▸ **SOURCE DATA**:
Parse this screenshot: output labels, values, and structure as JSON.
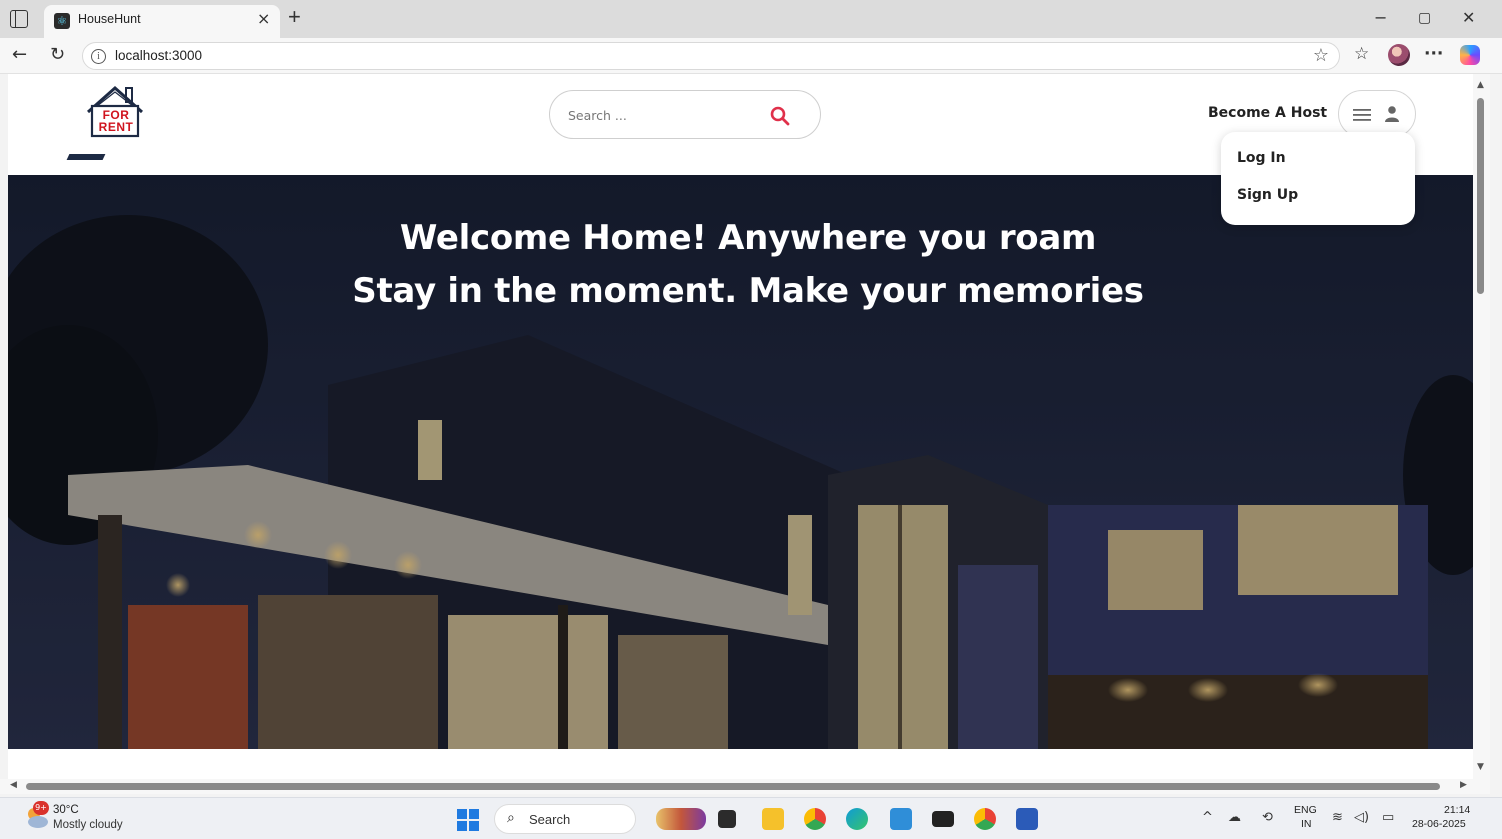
{
  "browser": {
    "tab_title": "HouseHunt",
    "url": "localhost:3000"
  },
  "site": {
    "logo_text_line1": "FOR",
    "logo_text_line2": "RENT",
    "search_placeholder": "Search ...",
    "become_host": "Become A Host",
    "menu": {
      "login": "Log In",
      "signup": "Sign Up"
    },
    "hero_line1": "Welcome Home! Anywhere you roam",
    "hero_line2": "Stay in the moment. Make your memories"
  },
  "taskbar": {
    "weather_badge": "9+",
    "weather_temp": "30°C",
    "weather_desc": "Mostly cloudy",
    "search_label": "Search",
    "lang_top": "ENG",
    "lang_bottom": "IN",
    "time": "21:14",
    "date": "28-06-2025"
  },
  "colors": {
    "search_accent": "#e0304a",
    "brand_red": "#d0141e",
    "hero_dark": "#1b2236"
  }
}
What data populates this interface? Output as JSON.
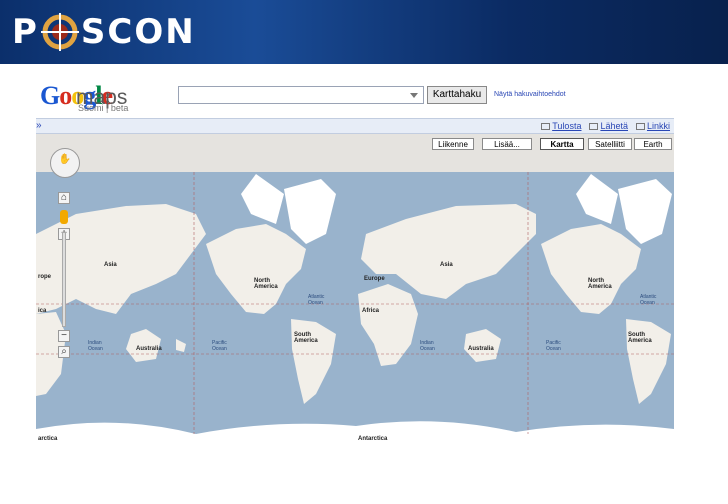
{
  "banner": {
    "logo_left": "P",
    "logo_right": "SCON"
  },
  "google": {
    "logo_letters": [
      "G",
      "o",
      "o",
      "g",
      "l",
      "e"
    ],
    "logo_colors": [
      "#1a57d1",
      "#d62d20",
      "#f4c20d",
      "#1a57d1",
      "#008744",
      "#d62d20"
    ],
    "maps_word": "maps",
    "sub_text": "Suomi | beta",
    "search_value": "",
    "search_button": "Karttahaku",
    "advanced_link": "Näytä hakuvaihtoehdot"
  },
  "toolbar": {
    "chevron": "»",
    "print": "Tulosta",
    "send": "Lähetä",
    "link": "Linkki"
  },
  "map_modes": {
    "traffic": "Liikenne",
    "more": "Lisää...",
    "map": "Kartta",
    "satellite": "Satelliitti",
    "earth": "Earth"
  },
  "labels": {
    "asia1": "Asia",
    "europe1": "rope",
    "ica1": "ica",
    "indian1": "Indian\nOcean",
    "australia1": "Australia",
    "pacific1": "Pacific\nOcean",
    "north_am1": "North\nAmerica",
    "atlantic1": "Atlantic\nOcean",
    "south_am1": "South\nAmerica",
    "europe2": "Europe",
    "africa2": "Africa",
    "asia2": "Asia",
    "indian2": "Indian\nOcean",
    "australia2": "Australia",
    "pacific2": "Pacific\nOcean",
    "north_am2": "North\nAmerica",
    "atlantic2": "Atlantic\nOcean",
    "south_am2": "South\nAmerica",
    "antarctica1": "arctica",
    "antarctica2": "Antarctica"
  },
  "colors": {
    "ocean": "#99b3cc",
    "land": "#f2efe9",
    "ice": "#ffffff",
    "green": "#c9dcb2"
  }
}
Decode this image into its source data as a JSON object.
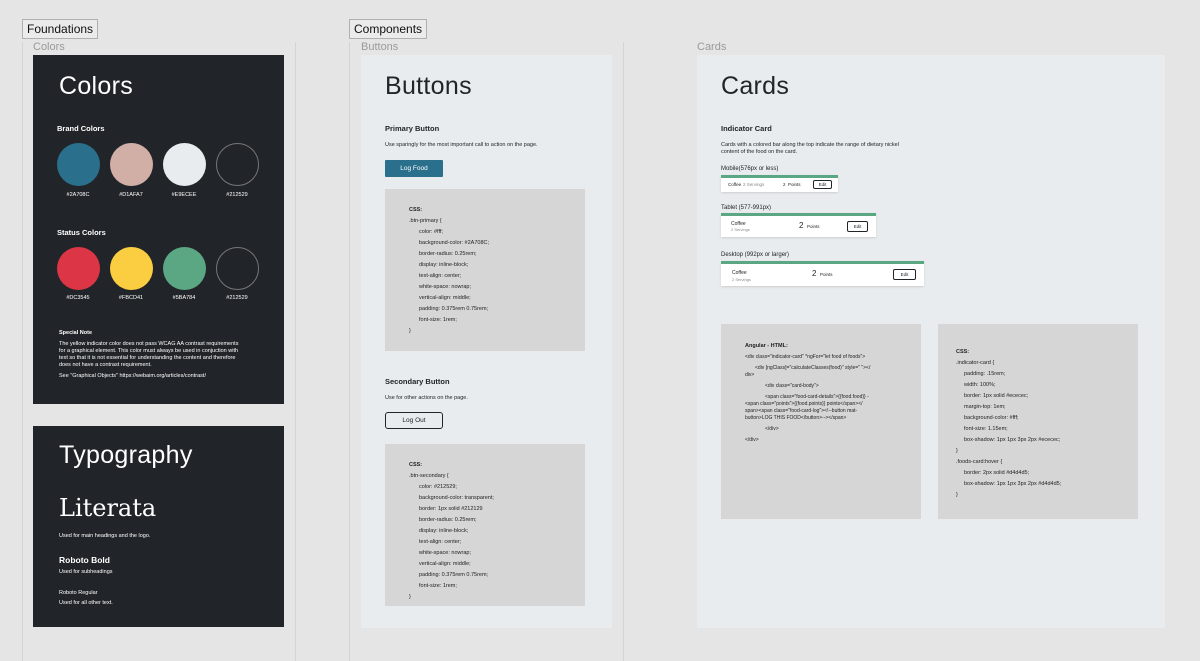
{
  "sections": {
    "foundations": "Foundations",
    "components": "Components"
  },
  "frames": {
    "colors": "Colors",
    "buttons": "Buttons",
    "cards": "Cards"
  },
  "colors_panel": {
    "title": "Colors",
    "brand_heading": "Brand Colors",
    "brand": [
      {
        "hex": "#2A708C",
        "color": "#2a708c"
      },
      {
        "hex": "#D1AFA7",
        "color": "#d1afa7"
      },
      {
        "hex": "#E9ECEE",
        "color": "#e9ecee"
      },
      {
        "hex": "#212529",
        "color": "#212529"
      }
    ],
    "status_heading": "Status Colors",
    "status": [
      {
        "hex": "#DC3545",
        "color": "#dc3545"
      },
      {
        "hex": "#FBCD41",
        "color": "#fbcd41"
      },
      {
        "hex": "#5BA784",
        "color": "#5ba784"
      },
      {
        "hex": "#212529",
        "color": "#212529"
      }
    ],
    "note_title": "Special Note",
    "note_lines": [
      "The yellow indicator color does not pass WCAG AA contrast requirements",
      "for a graphical element. This color must always be used in conjuction with",
      "text so that it is not essential for understanding the content and therefore",
      "does not have a contrast requirement."
    ],
    "note_see": "See \"Graphical Objects\" https://webaim.org/articles/contrast/"
  },
  "typography_panel": {
    "title": "Typography",
    "literata": "Literata",
    "literata_desc": "Used for main headings and the logo.",
    "roboto_bold": "Roboto Bold",
    "roboto_bold_desc": "Used for subheadings",
    "roboto_regular": "Roboto Regular",
    "roboto_regular_desc": "Used for all other text."
  },
  "buttons_panel": {
    "title": "Buttons",
    "primary_heading": "Primary Button",
    "primary_desc": "Use sparingly for the most important call to action on the page.",
    "primary_label": "Log Food",
    "primary_css": [
      "CSS:",
      ".btn-primary {",
      "color: #fff;",
      "background-color: #2A708C;",
      "border-radius: 0.25rem;",
      "display: inline-block;",
      "text-align: center;",
      "white-space: nowrap;",
      "vertical-align: middle;",
      "padding: 0.375rem 0.75rem;",
      "font-size: 1rem;",
      "}"
    ],
    "secondary_heading": "Secondary Button",
    "secondary_desc": "Use for other actions on the page.",
    "secondary_label": "Log Out",
    "secondary_css": [
      "CSS:",
      ".btn-secondary {",
      "color: #212529;",
      "background-color: transparent;",
      "border: 1px solid #212129",
      "border-radius: 0.25rem;",
      "display: inline-block;",
      "text-align: center;",
      "white-space: nowrap;",
      "vertical-align: middle;",
      "padding: 0.375rem 0.75rem;",
      "font-size: 1rem;",
      "}"
    ]
  },
  "cards_panel": {
    "title": "Cards",
    "indicator_heading": "Indicator Card",
    "indicator_desc": [
      "Cards with a colored bar along the top indicate the range of dietary nickel",
      "content of the food on the card."
    ],
    "mobile_label": "Mobile(576px or less)",
    "tablet_label": "Tablet (577-991px)",
    "desktop_label": "Desktop (992px or larger)",
    "card_food": "Coffee",
    "card_servings": "2 Servings",
    "card_points_value": "2",
    "card_points_label": "Points",
    "card_edit": "Edit",
    "html_code": [
      "Angular - HTML:",
      "<div class=\"indicator-card\" *ngFor=\"let food of foods\">",
      "<div [ngClass]=\"calculateClasses(food)\" style=\" \"></",
      "div>",
      "<div class=\"card-body\">",
      "<span class=\"food-card-details\">{{food.food}} -",
      "<span class=\"points\">{{food.points}} points</span></",
      "span><span class=\"food-card-log\"><!--button mat-",
      "button>LOG THIS FOOD</button>--></span>",
      "</div>",
      "</div>"
    ],
    "card_css": [
      "CSS:",
      ".indicator-card {",
      "padding: .15rem;",
      "width: 100%;",
      "border: 1px solid #ececec;",
      "margin-top: 1em;",
      "background-color: #fff;",
      "font-size: 1.15em;",
      "box-shadow: 1px 1px 3px 2px #ececec;",
      "}",
      ".foods-card:hover {",
      "border: 2px solid #d4d4d5;",
      "box-shadow: 1px 1px 3px 2px #d4d4d5;",
      "}"
    ]
  }
}
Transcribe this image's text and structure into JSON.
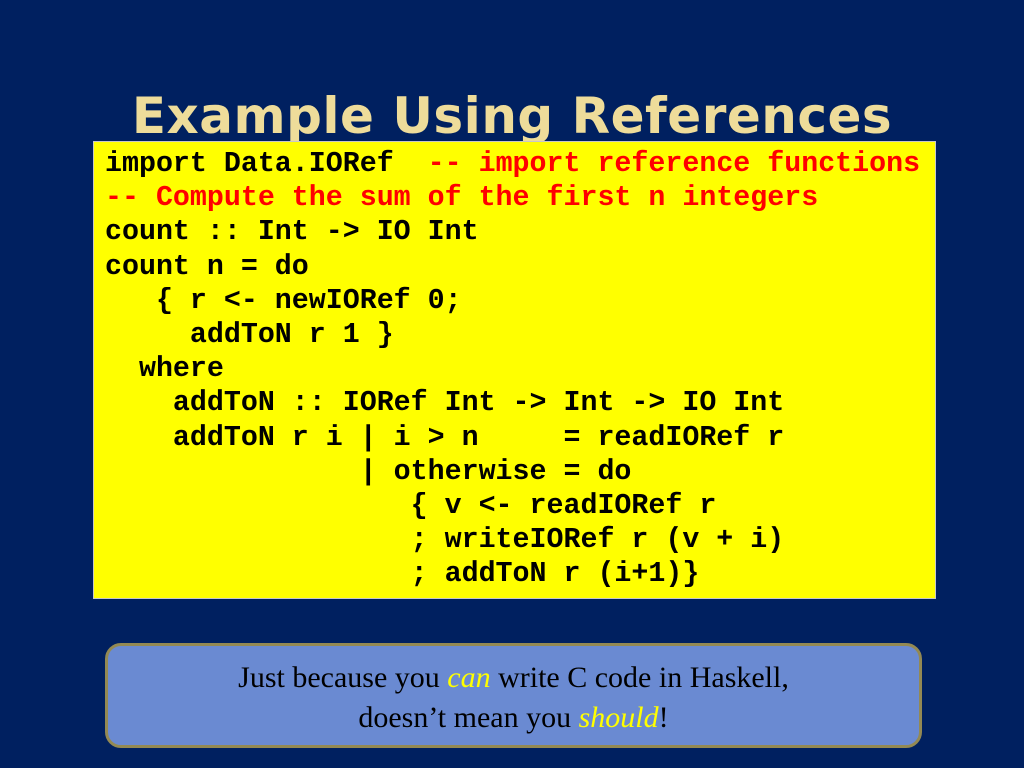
{
  "slide": {
    "title": "Example Using References",
    "colors": {
      "background": "#002060",
      "title": "#EEDC9A",
      "code_background": "#FFFF00",
      "code_text": "#000000",
      "comment": "#FF0000",
      "callout_background": "#6A8AD2",
      "callout_border": "#938953",
      "emphasis": "#FFFF00"
    }
  },
  "code": {
    "lines": [
      {
        "code": "import Data.IORef  ",
        "comment": "-- import reference functions"
      },
      {
        "code": "",
        "comment": "-- Compute the sum of the first n integers"
      },
      {
        "code": "count :: Int -> IO Int",
        "comment": ""
      },
      {
        "code": "count n = do",
        "comment": ""
      },
      {
        "code": "   { r <- newIORef 0;",
        "comment": ""
      },
      {
        "code": "     addToN r 1 }",
        "comment": ""
      },
      {
        "code": "  where",
        "comment": ""
      },
      {
        "code": "    addToN :: IORef Int -> Int -> IO Int",
        "comment": ""
      },
      {
        "code": "    addToN r i | i > n     = readIORef r",
        "comment": ""
      },
      {
        "code": "               | otherwise = do",
        "comment": ""
      },
      {
        "code": "                  { v <- readIORef r",
        "comment": ""
      },
      {
        "code": "                  ; writeIORef r (v + i)",
        "comment": ""
      },
      {
        "code": "                  ; addToN r (i+1)}",
        "comment": ""
      }
    ]
  },
  "callout": {
    "line1": {
      "before": "Just  because  you ",
      "emphasis": "can",
      "after": " write C code in Haskell,"
    },
    "line2": {
      "before": "doesn’t mean you ",
      "emphasis": "should",
      "after": "!"
    }
  }
}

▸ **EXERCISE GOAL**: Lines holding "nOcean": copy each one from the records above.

▸ **ANSWER TO THIS TASK**:
    "indian1": "Indian\nOcean",
    "pacific1": "Pacific\nOcean",
    "atlantic1": "Atlantic\nOcean",
    "indian2": "Indian\nOcean",
    "pacific2": "Pacific\nOcean",
    "atlantic2": "Atlantic\nOcean",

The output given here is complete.